It is not uncommon for Chileans to date and become very serious quite quickly. Also, most Chileans live at home until they are married. Although it was not the case in my situation, sometimes Chileans will date and go to hotels and rent out the hotel by the hour since they live at home. Another thing that I saw is that Chileans will make out at the park–and I am talking heavy making out! They are very loving and affectionate in public.
For example, the first time I met my future father-in-law (when we had just started dating) we were at my partner’s house for dinner. I did not kiss him or really show too much affection in front of him as it was my normal reaction, and I thought I was being polite and respectful.

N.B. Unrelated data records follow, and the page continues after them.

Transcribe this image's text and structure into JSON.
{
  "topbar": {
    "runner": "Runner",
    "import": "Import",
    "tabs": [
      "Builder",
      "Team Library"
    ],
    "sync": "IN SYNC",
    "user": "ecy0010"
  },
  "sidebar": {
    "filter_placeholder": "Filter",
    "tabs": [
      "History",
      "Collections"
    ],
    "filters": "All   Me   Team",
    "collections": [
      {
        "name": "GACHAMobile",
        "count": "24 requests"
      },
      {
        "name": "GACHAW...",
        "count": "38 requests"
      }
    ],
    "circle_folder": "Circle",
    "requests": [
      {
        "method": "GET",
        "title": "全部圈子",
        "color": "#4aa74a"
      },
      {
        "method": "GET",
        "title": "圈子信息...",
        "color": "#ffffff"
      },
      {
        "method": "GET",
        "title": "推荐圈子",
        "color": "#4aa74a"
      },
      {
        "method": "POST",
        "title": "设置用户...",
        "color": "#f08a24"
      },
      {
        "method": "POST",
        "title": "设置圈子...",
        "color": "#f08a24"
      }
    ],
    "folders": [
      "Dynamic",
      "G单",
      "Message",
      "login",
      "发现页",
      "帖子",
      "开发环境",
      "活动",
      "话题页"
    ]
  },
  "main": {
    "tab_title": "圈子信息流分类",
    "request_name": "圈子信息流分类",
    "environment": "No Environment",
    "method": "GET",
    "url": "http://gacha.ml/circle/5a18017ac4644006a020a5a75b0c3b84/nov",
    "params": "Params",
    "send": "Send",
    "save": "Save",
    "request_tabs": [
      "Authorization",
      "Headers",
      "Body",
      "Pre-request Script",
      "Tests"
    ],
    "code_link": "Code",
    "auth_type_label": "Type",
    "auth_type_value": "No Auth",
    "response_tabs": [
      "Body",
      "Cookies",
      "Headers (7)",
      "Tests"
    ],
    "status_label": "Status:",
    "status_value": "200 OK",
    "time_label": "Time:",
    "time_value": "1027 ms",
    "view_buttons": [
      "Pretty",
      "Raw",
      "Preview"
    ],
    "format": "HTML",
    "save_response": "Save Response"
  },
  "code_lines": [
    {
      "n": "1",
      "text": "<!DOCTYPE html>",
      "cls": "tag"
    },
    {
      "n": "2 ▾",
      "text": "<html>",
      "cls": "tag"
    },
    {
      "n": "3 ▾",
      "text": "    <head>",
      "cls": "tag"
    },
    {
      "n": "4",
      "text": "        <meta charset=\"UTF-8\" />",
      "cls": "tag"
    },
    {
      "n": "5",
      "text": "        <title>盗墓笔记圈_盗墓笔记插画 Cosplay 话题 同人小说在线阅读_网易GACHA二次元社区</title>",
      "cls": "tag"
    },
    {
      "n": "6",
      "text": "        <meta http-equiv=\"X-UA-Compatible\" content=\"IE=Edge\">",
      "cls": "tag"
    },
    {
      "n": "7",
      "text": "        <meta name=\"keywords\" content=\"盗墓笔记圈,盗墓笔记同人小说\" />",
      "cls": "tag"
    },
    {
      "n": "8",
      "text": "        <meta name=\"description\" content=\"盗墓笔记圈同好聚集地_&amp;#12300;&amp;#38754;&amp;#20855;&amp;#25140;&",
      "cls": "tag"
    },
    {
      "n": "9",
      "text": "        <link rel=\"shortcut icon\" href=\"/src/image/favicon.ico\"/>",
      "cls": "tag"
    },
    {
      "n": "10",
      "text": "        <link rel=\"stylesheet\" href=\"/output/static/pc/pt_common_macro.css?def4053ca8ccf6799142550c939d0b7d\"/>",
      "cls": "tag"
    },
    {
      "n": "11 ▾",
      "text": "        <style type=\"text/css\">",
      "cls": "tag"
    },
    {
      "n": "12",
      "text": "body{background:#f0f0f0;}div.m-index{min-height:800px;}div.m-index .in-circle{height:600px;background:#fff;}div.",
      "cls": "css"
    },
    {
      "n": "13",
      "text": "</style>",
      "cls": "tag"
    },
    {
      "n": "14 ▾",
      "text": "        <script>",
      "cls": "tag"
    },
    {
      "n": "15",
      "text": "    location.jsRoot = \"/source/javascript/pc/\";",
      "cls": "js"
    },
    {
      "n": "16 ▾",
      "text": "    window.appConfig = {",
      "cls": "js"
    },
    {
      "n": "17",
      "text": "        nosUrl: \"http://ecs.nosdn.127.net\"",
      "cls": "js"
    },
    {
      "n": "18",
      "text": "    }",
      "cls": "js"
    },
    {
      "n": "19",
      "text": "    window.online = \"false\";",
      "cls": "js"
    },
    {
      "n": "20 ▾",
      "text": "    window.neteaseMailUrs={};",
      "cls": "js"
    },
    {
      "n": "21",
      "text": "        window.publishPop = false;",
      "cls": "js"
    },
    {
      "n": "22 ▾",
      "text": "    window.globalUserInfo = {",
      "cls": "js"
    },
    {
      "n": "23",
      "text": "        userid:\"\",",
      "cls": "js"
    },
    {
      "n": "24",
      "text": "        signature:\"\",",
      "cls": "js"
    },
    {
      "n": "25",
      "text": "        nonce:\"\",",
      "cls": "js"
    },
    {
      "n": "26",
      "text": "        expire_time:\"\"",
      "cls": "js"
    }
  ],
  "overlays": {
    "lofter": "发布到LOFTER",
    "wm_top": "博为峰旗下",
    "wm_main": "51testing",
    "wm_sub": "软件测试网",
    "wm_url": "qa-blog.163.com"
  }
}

In the U.S. I’d never start making out and kissing my partner in front of my parents. I didn’t think twice about behaving this way, which I thought was respectful and courteous. However, my partner said to me after: “why don’t you ever kiss me in front of my dad or my parents?”
I was shocked by the question and I responded, “Because it’s rude!” He responded, “No, that’s how you show your love here and it’s important they know that you are happy and in love.” Interesting, I thought! That is not the case at my house, and I’ve never seen my parents (who have been happily married for over 30 years) do anything more than a kiss and hug!
What did a typical date in Chile look like?
Very similar to the U.S.– go out for dinner, perhaps a stroll afterwards (depending on where you live). Although I will say it’s common to bring them over to meet their family much earlier than one would in the U.S.
What cultural and/or linguistic barriers did you encounter? What should other women in your situation be aware of?
different from Spanish in any other country. Anyone who has been to Chile will agree, including native Spanish speakers. Chilenismos
are very common and used in daily language, which is always a good laugh when you don’t understand, or if the direct translation in standard Spanish for that word has nothing
to do with the Chilenismo
The Chilean slang is so common that many Chileans do not realize that these are not words used in other Spanish-speaking countries unless they have traveled outside of their country or work with foreigners.
Also, direct translation from English to Spanish and Spanish to English is quite comical and a popular misunderstanding when dating. For example, some direct translations of words in Spanish come off very strong in English and vice versa, so losing things in translation happens, even if you are both fluent in each other’s native language, or if one of you is fluent.
What are the general societal attitudes towards dating women who are not from Chile? Were your partner’s attitudes in-line with these general attitudes, or did they behave differently?
The general societal attitudes towards dating women who are not from Chile are mixed, and I cannot speak for an entire nation. From my experience hearing from other foreigners who were also dating Chileans, it was either, “oh you are so lucky for dating a foreigner, you’ll have more opportunities in your future”, like “good for you”, etc.
However, some attitudes were more along the lines of “oh no, you’ll be leaving Chile if this gets too serious, and the country and culture here…be careful, gringos are very self-centered and egotistical and don’t forget your roots and your language if you do leave Chile…”
Chile is a society stratified by class. Therefore, if you are dating a foreigner, this may be a benefit to you, but it also depends on the appearance of the foreigner. For example, if you the foreigner is pale skinned with light eyes and hair, you may get the benefit of the doubt with the general public, and likewise for your Chilean partner or not.
Is there anything else you’d like to share with women interested in dating locals in that destination?
Chile is arguably the safest country in Latin America. Locals are friendly, curious about foreigners, and very family-oriented. Family is very important in Chile and you’ll see this everywhere you go. If you date a Chilean, be ready to spend a lot of time with his or her family. A LOT.
Chile is a collectivist culture, read more on that here. Many Chileans are raised (whether this is intentional or not) to be jealous and cautious of others from the opposite sex. The idea of having best or good friends that are just friends from the opposite sex does not exist in Chile. The idea of being a tomboy, like I identify myself, is rare in Chile too.
Some young people are starting to live together more often before they marry, but generally speaking it is uncommon. You live with your family until you are married, and since the Catholic Church still plays a influential role in Chilean society, this may be one reason for this tradition.
Dating in Chile: A Conversation with Jennifer Ramos